Congratulations to Bob Dylan for his 2016 Nobel Prize in Literature, awarded today, for “having created new poetic expressions within the great American song tradition,” according to the Swedish Academy.
Dylan is the first American to win the Nobel Prize in Literature since Toni Morrison in 1993.
For Further Reading:
“The Nobel Prize in Literature 2016”. Nobelprize.org. Nobel Media AB 2014. Web. 13 Oct 2016. <http://www.nobelprize.org/nobel_prizes/literature/laureates/2016/>
Zalman, Jonathan. “Bob Dylan Awarded Nobel Prize in Literature.”Tablet Magazine. Web. 13 Oct. 2016. <http://www.tabletmag.com/scroll/215676/bob-dylan-awarded-nobel-prize-literature>
Bob Dylan Nobel Prize image courtesy of NobelPrize.org
I decided today would be a good day to do a “Literary Recap: In the News”. There were so many good articles this week on various literary things, that I couldn’t resist the opportunity to let you see my top four.
Let the Wild Rumpus start! Today is Maurice Sendak’s birthday, June 10th. He would have been 88.
“Once a little boy sent me a charming card with a little drawing on it. I loved it. I answer all my children’s letters — sometimes very hastily — but this one I lingered over. I sent him a card and I drew a picture of a Wild Thing on it. I wrote, “Dear Jim: I loved your card.” Then I got a letter back from his mother and she said, “Jim loved your card so much he ate it.” That to me was one of the highest compliments I’ve ever received.

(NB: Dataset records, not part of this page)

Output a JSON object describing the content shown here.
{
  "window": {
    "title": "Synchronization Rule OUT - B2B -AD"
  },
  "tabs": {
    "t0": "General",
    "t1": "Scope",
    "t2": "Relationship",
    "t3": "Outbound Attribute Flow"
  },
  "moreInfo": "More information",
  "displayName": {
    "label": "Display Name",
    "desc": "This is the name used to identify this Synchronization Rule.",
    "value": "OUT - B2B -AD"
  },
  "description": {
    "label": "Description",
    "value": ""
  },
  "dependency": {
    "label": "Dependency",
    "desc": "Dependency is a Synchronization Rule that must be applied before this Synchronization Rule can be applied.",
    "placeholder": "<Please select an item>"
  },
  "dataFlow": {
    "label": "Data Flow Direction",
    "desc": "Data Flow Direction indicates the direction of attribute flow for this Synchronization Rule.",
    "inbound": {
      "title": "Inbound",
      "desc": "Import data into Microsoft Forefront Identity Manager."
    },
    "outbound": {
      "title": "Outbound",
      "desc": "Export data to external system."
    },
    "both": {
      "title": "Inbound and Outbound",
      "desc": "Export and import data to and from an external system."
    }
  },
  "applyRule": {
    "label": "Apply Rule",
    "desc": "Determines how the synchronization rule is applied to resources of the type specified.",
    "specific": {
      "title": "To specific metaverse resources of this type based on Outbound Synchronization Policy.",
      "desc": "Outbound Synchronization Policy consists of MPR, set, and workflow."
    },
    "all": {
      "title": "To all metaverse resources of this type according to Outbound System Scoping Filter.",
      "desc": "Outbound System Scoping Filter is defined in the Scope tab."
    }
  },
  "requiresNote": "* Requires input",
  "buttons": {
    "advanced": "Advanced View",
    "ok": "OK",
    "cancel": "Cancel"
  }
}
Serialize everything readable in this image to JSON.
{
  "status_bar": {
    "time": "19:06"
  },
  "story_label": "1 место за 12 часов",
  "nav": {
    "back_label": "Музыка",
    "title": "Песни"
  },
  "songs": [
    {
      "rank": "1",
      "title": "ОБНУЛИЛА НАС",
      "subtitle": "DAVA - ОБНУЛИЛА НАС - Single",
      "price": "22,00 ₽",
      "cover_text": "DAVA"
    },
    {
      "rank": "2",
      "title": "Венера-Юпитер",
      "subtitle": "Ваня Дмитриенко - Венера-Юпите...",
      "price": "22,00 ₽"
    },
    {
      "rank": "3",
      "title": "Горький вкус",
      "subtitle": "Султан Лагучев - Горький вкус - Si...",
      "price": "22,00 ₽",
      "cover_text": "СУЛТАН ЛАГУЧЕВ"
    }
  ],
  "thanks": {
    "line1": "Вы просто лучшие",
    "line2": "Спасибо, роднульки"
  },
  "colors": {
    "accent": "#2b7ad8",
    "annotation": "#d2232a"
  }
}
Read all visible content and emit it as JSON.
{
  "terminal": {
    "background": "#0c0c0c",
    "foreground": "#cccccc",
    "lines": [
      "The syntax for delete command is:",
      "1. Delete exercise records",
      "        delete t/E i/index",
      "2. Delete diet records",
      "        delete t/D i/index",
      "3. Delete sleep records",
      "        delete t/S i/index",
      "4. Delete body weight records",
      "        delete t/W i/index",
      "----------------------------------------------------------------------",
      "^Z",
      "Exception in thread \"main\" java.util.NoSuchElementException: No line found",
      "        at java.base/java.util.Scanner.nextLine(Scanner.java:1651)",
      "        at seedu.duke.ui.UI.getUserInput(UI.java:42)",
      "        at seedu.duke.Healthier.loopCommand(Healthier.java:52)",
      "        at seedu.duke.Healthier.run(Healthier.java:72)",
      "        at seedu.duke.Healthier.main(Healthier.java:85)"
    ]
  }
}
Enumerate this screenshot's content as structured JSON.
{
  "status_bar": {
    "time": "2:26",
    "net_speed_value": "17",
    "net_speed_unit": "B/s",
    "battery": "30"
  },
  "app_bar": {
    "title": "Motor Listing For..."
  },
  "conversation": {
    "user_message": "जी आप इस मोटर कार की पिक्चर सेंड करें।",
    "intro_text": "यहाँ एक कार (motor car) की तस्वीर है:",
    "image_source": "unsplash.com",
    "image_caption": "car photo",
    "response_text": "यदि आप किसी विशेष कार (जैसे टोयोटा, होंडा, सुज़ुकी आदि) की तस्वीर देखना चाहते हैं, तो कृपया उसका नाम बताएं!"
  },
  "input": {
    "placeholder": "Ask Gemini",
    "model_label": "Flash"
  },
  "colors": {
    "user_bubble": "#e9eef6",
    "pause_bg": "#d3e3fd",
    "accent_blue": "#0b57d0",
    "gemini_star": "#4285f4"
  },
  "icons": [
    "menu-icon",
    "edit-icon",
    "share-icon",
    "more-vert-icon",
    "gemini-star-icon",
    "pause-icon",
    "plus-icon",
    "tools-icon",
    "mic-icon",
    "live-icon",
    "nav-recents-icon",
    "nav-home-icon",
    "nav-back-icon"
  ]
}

He didn’t care that it was an original Maurice Sendak drawing or anything. He saw it, he loved it, he ate it.”
Neuromancer (1984) was one of the best books I ever heard on audiotape (back in the day before Audible). When my husband and I were driving across country, we sat in the parking lot of the hotel for an hour and a half because we were so into Neuromancer and didn’t want to wait until the next day to hear the rest.
Pysanky, a word derived from the Ukrainian word “to write”, are created using a wax-and-dye resist process similar to batik, though on eggshell instead of cloth.
Download a print version of this page here if you would like copies for you and your family! (PDF is 1.2 MB.)
LitHub has launched BookMarks, a site developed as the book world’s answer to Rotten Tomatoes. Once a book has been reviewed three times by an “important outlet of literary journalism,” those reviews are aggregated, fed through a rubric, and a grade given. It could be a really handy tool for those who like to know what the book world is thinking about a book without taking the time to read through all of the (often problematic) reviews.
I’m trying something new and different for the blog. I’ve been fascinated by some stories that are coming through the news feeds and thought I’d post the links here for my readers to enjoy, and perhaps learn something. I hope to make this a weekly or bi-weekly event, so please leave a message and let me know if you enjoy.
Here goes…the premiere issue of Language and Grammar in the News
From the Lowell Sun (Lowell, Massachusetts)- March 6, 2015
Irish author Feargal Mac Ionnrachtaigh talked about the revival of the Irish language at UMass Lowell’s University Crossing. He spoke about the slow decline of the Irish language in the 19th century due to colonization and famine, and then the abrupt revival of the language in recent decades by political Irish prisoners. The revival of the Irish language in the homeland — Gaeilge, or Gaelic as it’s often called here in the states — has developed into a serious cultural shift in recent decades and represents the recapturing of one of the oldest languages on the planet.
From The Guardian (March 6, 2015)
Do you feel the rhythm? Or a French rythme, Spanish ritmo, Swedish rytm, Russian ритм (ritm) or Japanese rizumu? Is there a difference? Perhaps one way to find out is to have a French conversation, German konversation, Spanish conversación, or Italian conversatione? Doing so will of course reveal many differences, but languages of the world also share much, just as these words demonstrate.
Found something interesting you’d like me to share? Tell me! Send an email to: BookDoctorDara.
Have a great week,